Required work
Write the entries out exactly. Any images they hold stay out of the copy.

Data
[Start of Attachment]

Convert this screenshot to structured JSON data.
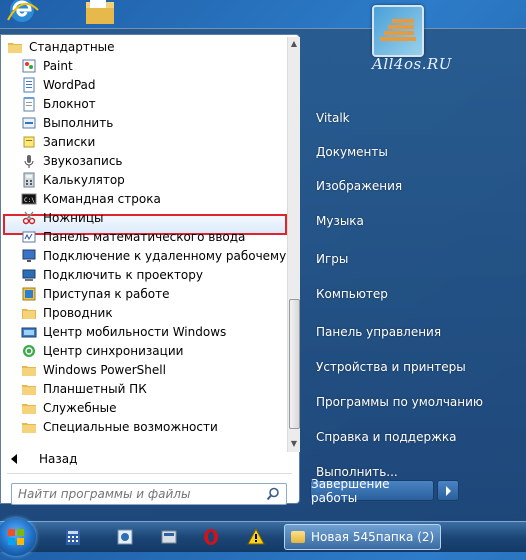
{
  "watermark": "All4os.RU",
  "programs": {
    "items": [
      {
        "label": "Стандартные",
        "icon": "folder-icon",
        "level": "root"
      },
      {
        "label": "Paint",
        "icon": "paint-icon",
        "level": "sub"
      },
      {
        "label": "WordPad",
        "icon": "wordpad-icon",
        "level": "sub"
      },
      {
        "label": "Блокнот",
        "icon": "notepad-icon",
        "level": "sub"
      },
      {
        "label": "Выполнить",
        "icon": "run-icon",
        "level": "sub"
      },
      {
        "label": "Записки",
        "icon": "sticky-notes-icon",
        "level": "sub"
      },
      {
        "label": "Звукозапись",
        "icon": "microphone-icon",
        "level": "sub"
      },
      {
        "label": "Калькулятор",
        "icon": "calculator-icon",
        "level": "sub"
      },
      {
        "label": "Командная строка",
        "icon": "cmd-icon",
        "level": "sub"
      },
      {
        "label": "Ножницы",
        "icon": "scissors-icon",
        "level": "sub"
      },
      {
        "label": "Панель математического ввода",
        "icon": "math-input-icon",
        "level": "sub"
      },
      {
        "label": "Подключение к удаленному рабочему стол",
        "icon": "remote-desktop-icon",
        "level": "sub"
      },
      {
        "label": "Подключить к проектору",
        "icon": "projector-icon",
        "level": "sub"
      },
      {
        "label": "Приступая к работе",
        "icon": "getting-started-icon",
        "level": "sub"
      },
      {
        "label": "Проводник",
        "icon": "explorer-icon",
        "level": "sub"
      },
      {
        "label": "Центр мобильности Windows",
        "icon": "mobility-center-icon",
        "level": "sub"
      },
      {
        "label": "Центр синхронизации",
        "icon": "sync-center-icon",
        "level": "sub"
      },
      {
        "label": "Windows PowerShell",
        "icon": "folder-icon",
        "level": "sub"
      },
      {
        "label": "Планшетный ПК",
        "icon": "folder-icon",
        "level": "sub"
      },
      {
        "label": "Служебные",
        "icon": "folder-icon",
        "level": "sub"
      },
      {
        "label": "Специальные возможности",
        "icon": "folder-icon",
        "level": "sub"
      }
    ],
    "back_label": "Назад"
  },
  "search": {
    "placeholder": "Найти программы и файлы"
  },
  "right_pane": {
    "items": [
      "Vitalk",
      "Документы",
      "Изображения",
      "Музыка",
      "Игры",
      "Компьютер",
      "Панель управления",
      "Устройства и принтеры",
      "Программы по умолчанию",
      "Справка и поддержка",
      "Выполнить..."
    ],
    "shutdown_label": "Завершение работы"
  },
  "taskbar": {
    "task_label": "Новая 545папка (2)"
  },
  "colors": {
    "highlight_border": "#e0242b",
    "taskbar": "#1c4677"
  }
}
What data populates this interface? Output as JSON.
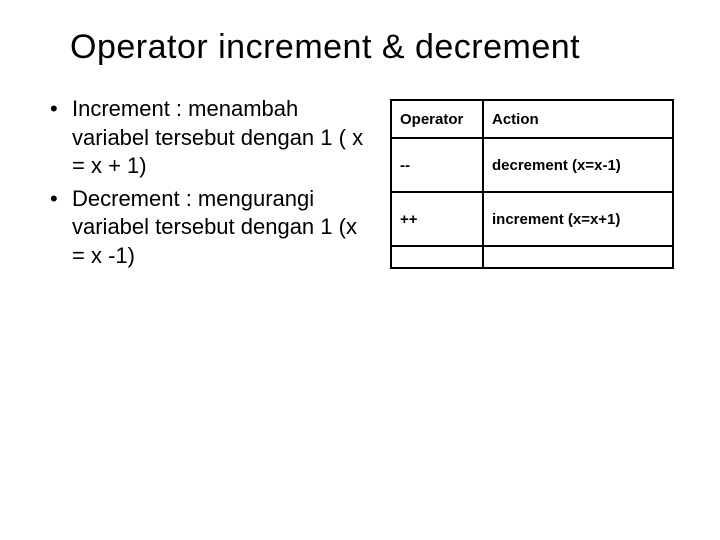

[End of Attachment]

Output of the task
Convert this screenshot to structured JSON data.
{
  "watermark": "All4os.RU",
  "programs": {
    "items": [
      {
        "label": "Стандартные",
        "icon": "folder-icon",
        "level": "root"
      },
      {
        "label": "Paint",
        "icon": "paint-icon",
        "level": "sub"
      },
      {
        "label": "WordPad",
        "icon": "wordpad-icon",
        "level": "sub"
      },
      {
        "label": "Блокнот",
        "icon": "notepad-icon",
        "level": "sub"
      },
      {
        "label": "Выполнить",
        "icon": "run-icon",
        "level": "sub"
      },
      {
        "label": "Записки",
        "icon": "sticky-notes-icon",
        "level": "sub"
      },
      {
        "label": "Звукозапись",
        "icon": "microphone-icon",
        "level": "sub"
      },
      {
        "label": "Калькулятор",
        "icon": "calculator-icon",
        "level": "sub"
      },
      {
        "label": "Командная строка",
        "icon": "cmd-icon",
        "level": "sub"
      },
      {
        "label": "Ножницы",
        "icon": "scissors-icon",
        "level": "sub"
      },
      {
        "label": "Панель математического ввода",
        "icon": "math-input-icon",
        "level": "sub"
      },
      {
        "label": "Подключение к удаленному рабочему стол",
        "icon": "remote-desktop-icon",
        "level": "sub"
      },
      {
        "label": "Подключить к проектору",
        "icon": "projector-icon",
        "level": "sub"
      },
      {
        "label": "Приступая к работе",
        "icon": "getting-started-icon",
        "level": "sub"
      },
      {
        "label": "Проводник",
        "icon": "explorer-icon",
        "level": "sub"
      },
      {
        "label": "Центр мобильности Windows",
        "icon": "mobility-center-icon",
        "level": "sub"
      },
      {
        "label": "Центр синхронизации",
        "icon": "sync-center-icon",
        "level": "sub"
      },
      {
        "label": "Windows PowerShell",
        "icon": "folder-icon",
        "level": "sub"
      },
      {
        "label": "Планшетный ПК",
        "icon": "folder-icon",
        "level": "sub"
      },
      {
        "label": "Служебные",
        "icon": "folder-icon",
        "level": "sub"
      },
      {
        "label": "Специальные возможности",
        "icon": "folder-icon",
        "level": "sub"
      }
    ],
    "back_label": "Назад"
  },
  "search": {
    "placeholder": "Найти программы и файлы"
  },
  "right_pane": {
    "items": [
      "Vitalk",
      "Документы",
      "Изображения",
      "Музыка",
      "Игры",
      "Компьютер",
      "Панель управления",
      "Устройства и принтеры",
      "Программы по умолчанию",
      "Справка и поддержка",
      "Выполнить..."
    ],
    "shutdown_label": "Завершение работы"
  },
  "taskbar": {
    "task_label": "Новая 545папка (2)"
  },
  "colors": {
    "highlight_border": "#e0242b",
    "taskbar": "#1c4677"
  }
}
What data populates this interface? Output as JSON.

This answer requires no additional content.